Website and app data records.
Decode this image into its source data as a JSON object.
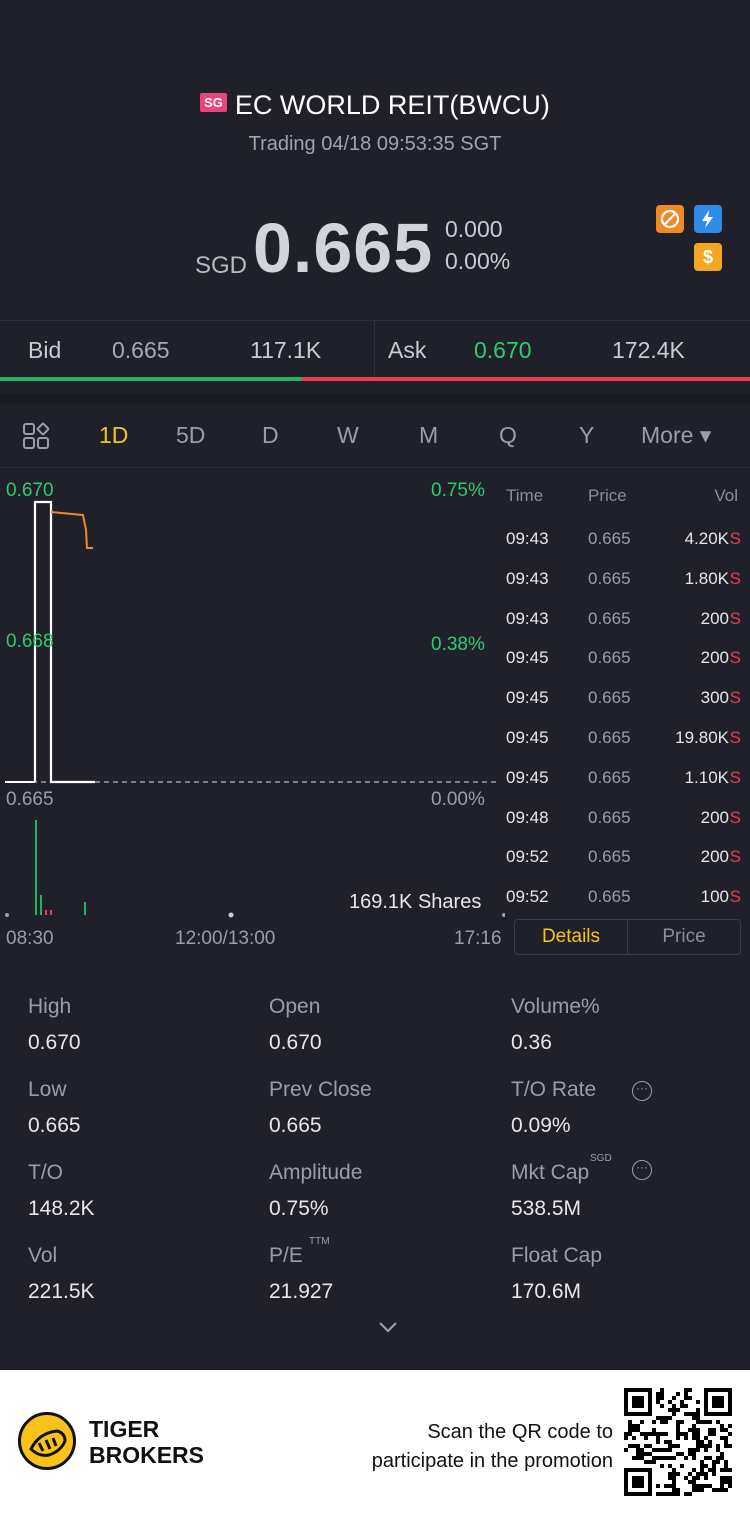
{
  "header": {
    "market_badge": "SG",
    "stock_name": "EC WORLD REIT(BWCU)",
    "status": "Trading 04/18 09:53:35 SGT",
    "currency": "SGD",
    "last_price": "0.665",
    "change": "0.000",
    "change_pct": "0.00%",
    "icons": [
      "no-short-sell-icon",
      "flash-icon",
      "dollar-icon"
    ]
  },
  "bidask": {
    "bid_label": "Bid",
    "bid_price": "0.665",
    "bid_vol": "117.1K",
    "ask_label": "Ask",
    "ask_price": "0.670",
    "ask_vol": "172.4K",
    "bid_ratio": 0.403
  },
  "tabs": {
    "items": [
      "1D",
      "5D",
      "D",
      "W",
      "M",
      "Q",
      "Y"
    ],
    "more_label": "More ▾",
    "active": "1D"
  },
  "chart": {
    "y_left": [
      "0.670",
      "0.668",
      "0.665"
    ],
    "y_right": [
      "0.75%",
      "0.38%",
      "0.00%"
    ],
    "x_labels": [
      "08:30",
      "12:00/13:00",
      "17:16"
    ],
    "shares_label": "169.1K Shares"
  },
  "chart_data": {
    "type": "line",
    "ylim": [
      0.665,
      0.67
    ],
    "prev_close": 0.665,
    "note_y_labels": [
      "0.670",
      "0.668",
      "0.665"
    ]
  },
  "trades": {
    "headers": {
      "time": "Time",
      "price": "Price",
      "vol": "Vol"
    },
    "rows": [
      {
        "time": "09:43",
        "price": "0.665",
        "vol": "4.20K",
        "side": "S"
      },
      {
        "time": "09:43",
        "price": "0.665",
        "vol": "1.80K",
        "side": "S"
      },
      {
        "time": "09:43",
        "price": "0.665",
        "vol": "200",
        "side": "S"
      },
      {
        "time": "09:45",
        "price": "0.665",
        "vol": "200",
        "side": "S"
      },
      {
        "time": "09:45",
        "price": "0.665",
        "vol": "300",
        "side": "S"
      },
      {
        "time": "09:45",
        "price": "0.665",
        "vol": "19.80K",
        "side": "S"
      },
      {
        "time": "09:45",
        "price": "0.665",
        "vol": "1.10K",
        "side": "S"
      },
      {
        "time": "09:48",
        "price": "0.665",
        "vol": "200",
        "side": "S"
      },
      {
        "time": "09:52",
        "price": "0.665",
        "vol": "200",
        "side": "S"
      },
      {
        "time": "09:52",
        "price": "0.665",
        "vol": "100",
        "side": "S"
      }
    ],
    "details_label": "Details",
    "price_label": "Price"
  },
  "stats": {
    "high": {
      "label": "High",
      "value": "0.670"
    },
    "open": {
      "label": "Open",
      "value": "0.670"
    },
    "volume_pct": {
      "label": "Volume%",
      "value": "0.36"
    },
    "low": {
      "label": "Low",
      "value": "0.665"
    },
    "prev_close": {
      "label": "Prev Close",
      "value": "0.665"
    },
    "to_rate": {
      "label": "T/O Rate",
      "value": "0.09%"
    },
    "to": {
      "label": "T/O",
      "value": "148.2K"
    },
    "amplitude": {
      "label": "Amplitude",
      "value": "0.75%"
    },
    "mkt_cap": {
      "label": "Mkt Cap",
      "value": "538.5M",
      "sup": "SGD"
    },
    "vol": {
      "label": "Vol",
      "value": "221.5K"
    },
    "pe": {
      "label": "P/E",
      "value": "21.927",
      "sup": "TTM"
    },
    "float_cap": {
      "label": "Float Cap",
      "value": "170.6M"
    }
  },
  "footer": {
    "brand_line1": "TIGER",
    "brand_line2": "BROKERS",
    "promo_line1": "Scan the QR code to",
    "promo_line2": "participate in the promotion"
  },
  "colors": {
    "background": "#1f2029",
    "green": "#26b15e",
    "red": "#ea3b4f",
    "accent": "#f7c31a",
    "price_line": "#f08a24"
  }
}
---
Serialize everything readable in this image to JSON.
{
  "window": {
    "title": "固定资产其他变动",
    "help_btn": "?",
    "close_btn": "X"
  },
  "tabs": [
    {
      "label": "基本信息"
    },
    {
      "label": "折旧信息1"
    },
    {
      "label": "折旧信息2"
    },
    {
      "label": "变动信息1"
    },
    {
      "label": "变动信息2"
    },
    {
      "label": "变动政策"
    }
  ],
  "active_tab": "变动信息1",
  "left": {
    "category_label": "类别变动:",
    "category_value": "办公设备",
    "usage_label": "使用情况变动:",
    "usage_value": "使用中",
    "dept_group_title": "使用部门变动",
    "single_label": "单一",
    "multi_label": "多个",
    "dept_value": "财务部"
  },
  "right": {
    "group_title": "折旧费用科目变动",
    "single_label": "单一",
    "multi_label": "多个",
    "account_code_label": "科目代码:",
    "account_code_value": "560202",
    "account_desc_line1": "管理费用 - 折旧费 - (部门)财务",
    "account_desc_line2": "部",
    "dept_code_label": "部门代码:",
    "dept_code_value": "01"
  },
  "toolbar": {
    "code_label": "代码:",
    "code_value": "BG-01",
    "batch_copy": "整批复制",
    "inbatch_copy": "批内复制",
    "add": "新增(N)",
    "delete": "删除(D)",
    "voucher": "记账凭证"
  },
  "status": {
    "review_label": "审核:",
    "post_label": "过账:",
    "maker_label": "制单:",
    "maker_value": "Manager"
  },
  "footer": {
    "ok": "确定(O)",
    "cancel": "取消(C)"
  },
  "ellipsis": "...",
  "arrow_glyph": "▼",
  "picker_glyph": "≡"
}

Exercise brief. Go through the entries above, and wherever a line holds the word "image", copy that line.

Solution for this problem.
Decode this image into its source data as a JSON object.
Serialize everything readable in this image to JSON.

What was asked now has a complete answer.